Phillip Glass Symphony No. 1 "Low" and Symphony No 4. "Heroes"
Ambient Orchestra, Evan Ziporyn conducting
Kresge Auditorium, MIT
January 29, 2016
The Ambient Orchestra voluntarily came together for one night (and a week of practice) to pay homage to David Bowie at MIT’s Kresge Auditorium this past Friday night. The modern, minimalist lines of the sold out space were sympathetic to the night's offerings: the Boston premieres of Phillip Glass’ Symphony No. 1 - Low andSymphony No. 4 - Heroes. The musicians donated the proceeds from the night to the Koch Institute Frontier Research Fund for Cancer. The orchestra was led by the esteemed composer, conductor and player and MIT professor Evan Ziporyn who wore a snazzy black leather cousin of Bowie's Earthling era union jack coat.
Symphonic renditions of rock music are, by definition, fraught with
danger. Think Trans-Siberian Orchestra or Rick
Wakeman's Journey to the Center of the Earth. Think really
bad Prog. The Glass “Low Symphony skirts this issue with skillful
use of the depth and range of the orchestra, with a minimalist modern
vocabulary that compliments the source material and with judicious use
of fragments of Bowie's and Eno's
original melodies. The result is neither esoteric nor pandering. The
opening trilled woodwinds, joined by the slowly moving violins, ease
you into the Subterraneans based first movement. The movement
builds momentum as its repetitive, subtlety shifting motifs fall together
and pull apart as they build to a blazing crescendo.
Symphony No. 4 “Heroes” is a more cinematic, episodic affair. This betrays its roots as music for a Twyla Tharp ballet.
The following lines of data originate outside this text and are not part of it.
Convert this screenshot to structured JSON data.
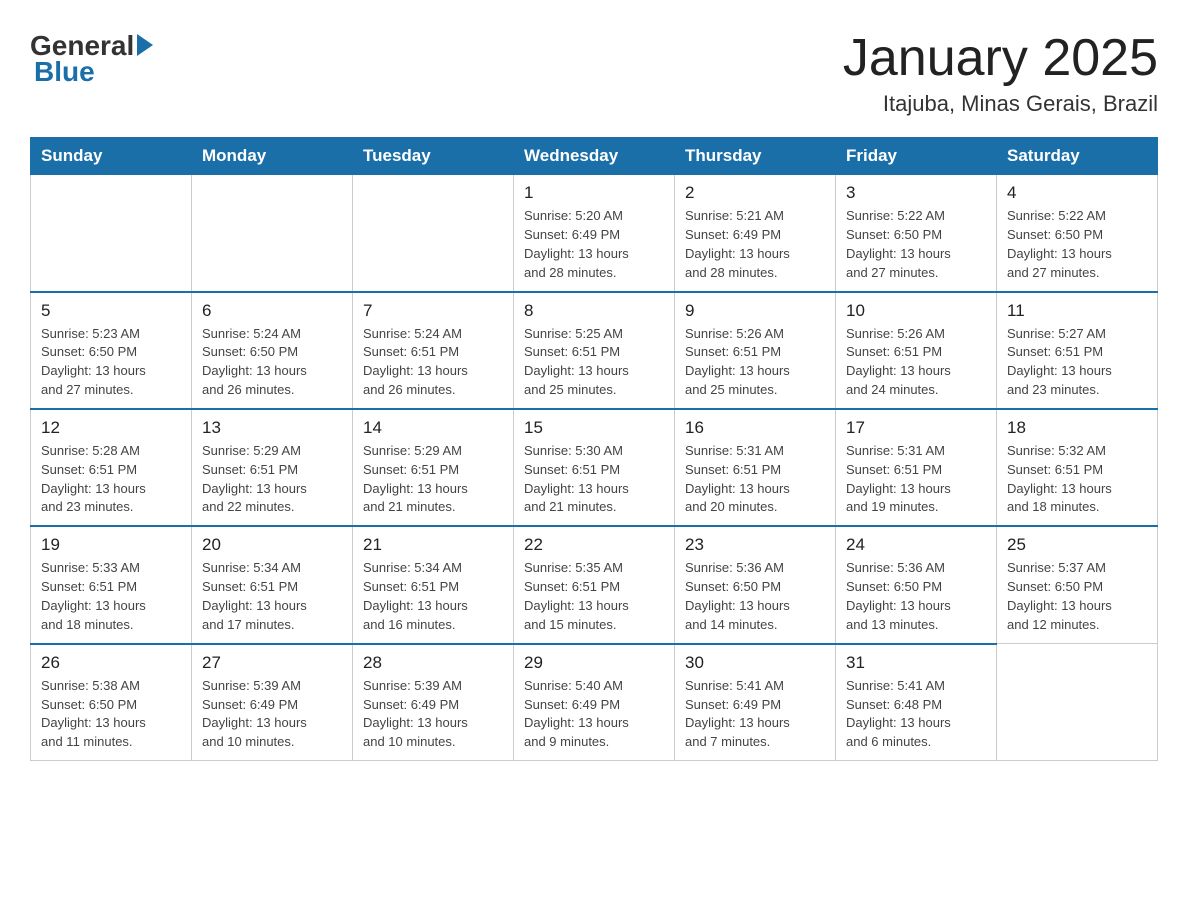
{
  "header": {
    "logo_general": "General",
    "logo_blue": "Blue",
    "title": "January 2025",
    "subtitle": "Itajuba, Minas Gerais, Brazil"
  },
  "columns": [
    "Sunday",
    "Monday",
    "Tuesday",
    "Wednesday",
    "Thursday",
    "Friday",
    "Saturday"
  ],
  "weeks": [
    [
      {
        "day": "",
        "info": ""
      },
      {
        "day": "",
        "info": ""
      },
      {
        "day": "",
        "info": ""
      },
      {
        "day": "1",
        "info": "Sunrise: 5:20 AM\nSunset: 6:49 PM\nDaylight: 13 hours\nand 28 minutes."
      },
      {
        "day": "2",
        "info": "Sunrise: 5:21 AM\nSunset: 6:49 PM\nDaylight: 13 hours\nand 28 minutes."
      },
      {
        "day": "3",
        "info": "Sunrise: 5:22 AM\nSunset: 6:50 PM\nDaylight: 13 hours\nand 27 minutes."
      },
      {
        "day": "4",
        "info": "Sunrise: 5:22 AM\nSunset: 6:50 PM\nDaylight: 13 hours\nand 27 minutes."
      }
    ],
    [
      {
        "day": "5",
        "info": "Sunrise: 5:23 AM\nSunset: 6:50 PM\nDaylight: 13 hours\nand 27 minutes."
      },
      {
        "day": "6",
        "info": "Sunrise: 5:24 AM\nSunset: 6:50 PM\nDaylight: 13 hours\nand 26 minutes."
      },
      {
        "day": "7",
        "info": "Sunrise: 5:24 AM\nSunset: 6:51 PM\nDaylight: 13 hours\nand 26 minutes."
      },
      {
        "day": "8",
        "info": "Sunrise: 5:25 AM\nSunset: 6:51 PM\nDaylight: 13 hours\nand 25 minutes."
      },
      {
        "day": "9",
        "info": "Sunrise: 5:26 AM\nSunset: 6:51 PM\nDaylight: 13 hours\nand 25 minutes."
      },
      {
        "day": "10",
        "info": "Sunrise: 5:26 AM\nSunset: 6:51 PM\nDaylight: 13 hours\nand 24 minutes."
      },
      {
        "day": "11",
        "info": "Sunrise: 5:27 AM\nSunset: 6:51 PM\nDaylight: 13 hours\nand 23 minutes."
      }
    ],
    [
      {
        "day": "12",
        "info": "Sunrise: 5:28 AM\nSunset: 6:51 PM\nDaylight: 13 hours\nand 23 minutes."
      },
      {
        "day": "13",
        "info": "Sunrise: 5:29 AM\nSunset: 6:51 PM\nDaylight: 13 hours\nand 22 minutes."
      },
      {
        "day": "14",
        "info": "Sunrise: 5:29 AM\nSunset: 6:51 PM\nDaylight: 13 hours\nand 21 minutes."
      },
      {
        "day": "15",
        "info": "Sunrise: 5:30 AM\nSunset: 6:51 PM\nDaylight: 13 hours\nand 21 minutes."
      },
      {
        "day": "16",
        "info": "Sunrise: 5:31 AM\nSunset: 6:51 PM\nDaylight: 13 hours\nand 20 minutes."
      },
      {
        "day": "17",
        "info": "Sunrise: 5:31 AM\nSunset: 6:51 PM\nDaylight: 13 hours\nand 19 minutes."
      },
      {
        "day": "18",
        "info": "Sunrise: 5:32 AM\nSunset: 6:51 PM\nDaylight: 13 hours\nand 18 minutes."
      }
    ],
    [
      {
        "day": "19",
        "info": "Sunrise: 5:33 AM\nSunset: 6:51 PM\nDaylight: 13 hours\nand 18 minutes."
      },
      {
        "day": "20",
        "info": "Sunrise: 5:34 AM\nSunset: 6:51 PM\nDaylight: 13 hours\nand 17 minutes."
      },
      {
        "day": "21",
        "info": "Sunrise: 5:34 AM\nSunset: 6:51 PM\nDaylight: 13 hours\nand 16 minutes."
      },
      {
        "day": "22",
        "info": "Sunrise: 5:35 AM\nSunset: 6:51 PM\nDaylight: 13 hours\nand 15 minutes."
      },
      {
        "day": "23",
        "info": "Sunrise: 5:36 AM\nSunset: 6:50 PM\nDaylight: 13 hours\nand 14 minutes."
      },
      {
        "day": "24",
        "info": "Sunrise: 5:36 AM\nSunset: 6:50 PM\nDaylight: 13 hours\nand 13 minutes."
      },
      {
        "day": "25",
        "info": "Sunrise: 5:37 AM\nSunset: 6:50 PM\nDaylight: 13 hours\nand 12 minutes."
      }
    ],
    [
      {
        "day": "26",
        "info": "Sunrise: 5:38 AM\nSunset: 6:50 PM\nDaylight: 13 hours\nand 11 minutes."
      },
      {
        "day": "27",
        "info": "Sunrise: 5:39 AM\nSunset: 6:49 PM\nDaylight: 13 hours\nand 10 minutes."
      },
      {
        "day": "28",
        "info": "Sunrise: 5:39 AM\nSunset: 6:49 PM\nDaylight: 13 hours\nand 10 minutes."
      },
      {
        "day": "29",
        "info": "Sunrise: 5:40 AM\nSunset: 6:49 PM\nDaylight: 13 hours\nand 9 minutes."
      },
      {
        "day": "30",
        "info": "Sunrise: 5:41 AM\nSunset: 6:49 PM\nDaylight: 13 hours\nand 7 minutes."
      },
      {
        "day": "31",
        "info": "Sunrise: 5:41 AM\nSunset: 6:48 PM\nDaylight: 13 hours\nand 6 minutes."
      },
      {
        "day": "",
        "info": ""
      }
    ]
  ]
}
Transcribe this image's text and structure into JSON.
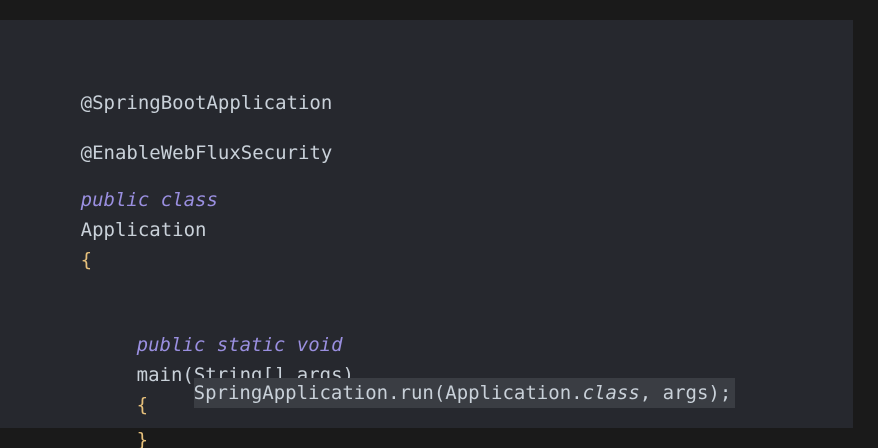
{
  "code": {
    "line1": "@SpringBootApplication",
    "line2": "@EnableWebFluxSecurity",
    "line3": {
      "kw": "public class",
      "name": "Application",
      "brace": "{"
    },
    "line4": {
      "kw": "public static void",
      "sig": "main(String[] args)",
      "brace": "{"
    },
    "line5": {
      "pre": "SpringApplication.run(Application.",
      "class_kw": "class",
      "post": ", args);"
    },
    "line6": {
      "brace": "}"
    }
  },
  "colors": {
    "background": "#1a1a1a",
    "editor": "#26282e",
    "keyword": "#9a8fe0",
    "text": "#c9d1d9",
    "highlight": "#3a3d43",
    "brace": "#e6c07b"
  }
}
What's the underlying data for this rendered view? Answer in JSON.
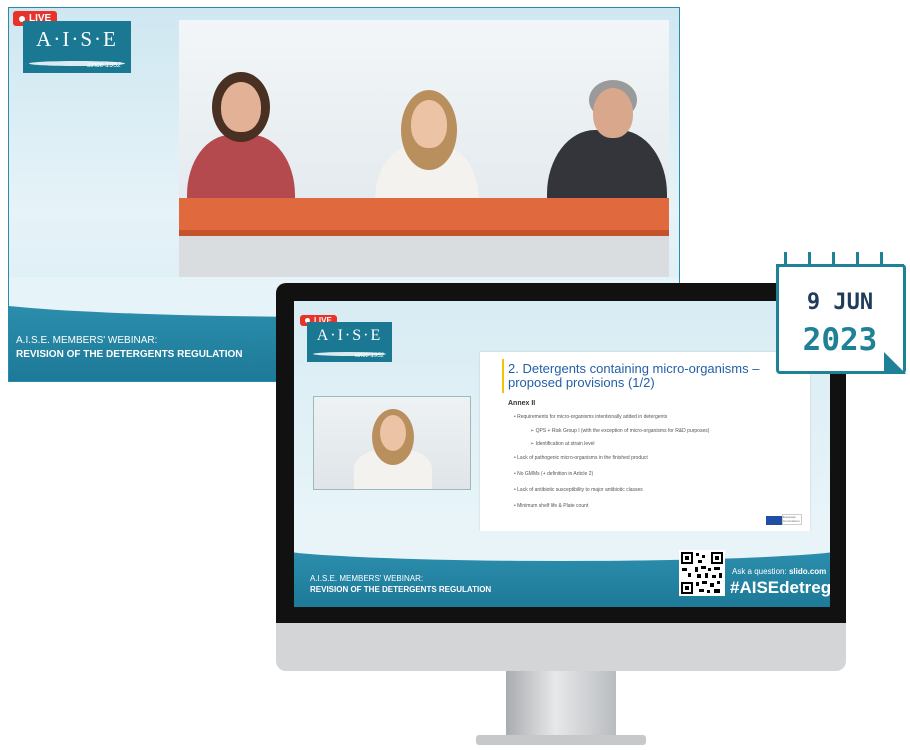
{
  "back_panel": {
    "live_badge": "LIVE",
    "logo": {
      "name": "A·I·S·E",
      "since": "since 1952"
    },
    "banner_line1": "A.I.S.E. MEMBERS' WEBINAR:",
    "banner_line2": "REVISION OF THE DETERGENTS REGULATION"
  },
  "screen": {
    "live_badge": "LIVE",
    "logo": {
      "name": "A·I·S·E",
      "since": "since 1952"
    },
    "slide": {
      "title": "2. Detergents containing micro-organisms – proposed provisions (1/2)",
      "subtitle": "Annex II",
      "bullets": [
        "• Requirements for micro-organisms intentionally added in detergents",
        "➢ QPS + Risk Group I (with the exception of micro-organisms for R&D purposes)",
        "➢ Identification at strain level",
        "• Lack of pathogenic micro-organisms in the finished product",
        "• No GMMs (+ definition in Article 2)",
        "• Lack of antibiotic susceptibility to major antibiotic classes",
        "• Minimum shelf life & Plate count"
      ],
      "footer_logo_text": "European Commission"
    },
    "banner_line1": "A.I.S.E. MEMBERS' WEBINAR:",
    "banner_line2": "REVISION OF THE DETERGENTS REGULATION",
    "ask_prefix": "Ask a question:",
    "ask_site": "slido.com",
    "hashtag": "#AISEdetreg"
  },
  "calendar": {
    "day_month": "9 JUN",
    "year": "2023"
  },
  "colors": {
    "teal": "#1f8196",
    "live_red": "#e8332a",
    "slide_blue": "#2360a8"
  }
}
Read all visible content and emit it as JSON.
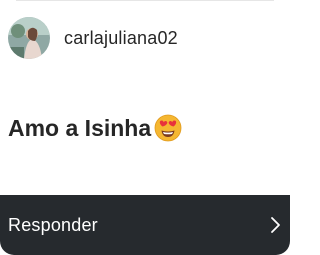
{
  "header": {
    "username": "carlajuliana02",
    "avatar_icon": "profile-photo"
  },
  "message": {
    "text": "Amo a Isinha",
    "emoji_icon": "heart-eyes-emoji"
  },
  "reply_bar": {
    "label": "Responder",
    "chevron_icon": "chevron-right-icon",
    "background": "#262a2e"
  }
}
The pieces are compact. The melodic DNA generally more recognizable. This in no way diminishes the output. Low deserves its odd ball niche in the modern symphonic canon. “Heroes might be best suited for avant-garde night at the Pops.
The first tune, Heroes, from Symphony No. 4 quickly gives lie to the DNA theory. Glass seems to purposefully steer clear of the grandeur of Bowie's melody, perhaps in an artful dodge of a potential sentimental bullet. Abdulmajid jumps up with a clatter of flamenco percussion and light, rippling gong. The horns hint at an Arabian melody with xylophone and triangle accents. Bowie and Iggy on a road trip to the Temple of 1001 Pleasant Dreams?
Sense of Doubt hits the melody hard and deep. The orchestra drags every bit of dread out of the bass and low horns and teases the resolution mercilessly with the theme and variation strings, woods and brass. Zyporin uses every dB of dynamic range. The melody returns to remind us why we are scared. Don't open that door. And, finally, the four note resolution.
Sons of the Silent Age lets everyone catch their breath and gives the French horns and flutes a chance to shine. The strings that start Neuköln jar like sirens. The repetition of the main motif piles on the weight. What follows does little to lift the feeling of apprehension. That job falls to the jaunty V2 Schneider. The horns and strings are in lively conversation throughout and then they join forces with the percussion section in a mad rush to the end.
Both of these symphonies sound great coming out of a nice pair of home audio speakers. Live, they sounded fantastic. Ziporyn's one-off encore arrangement of Let's Dance sent everyone home with a Mona Lisa smile.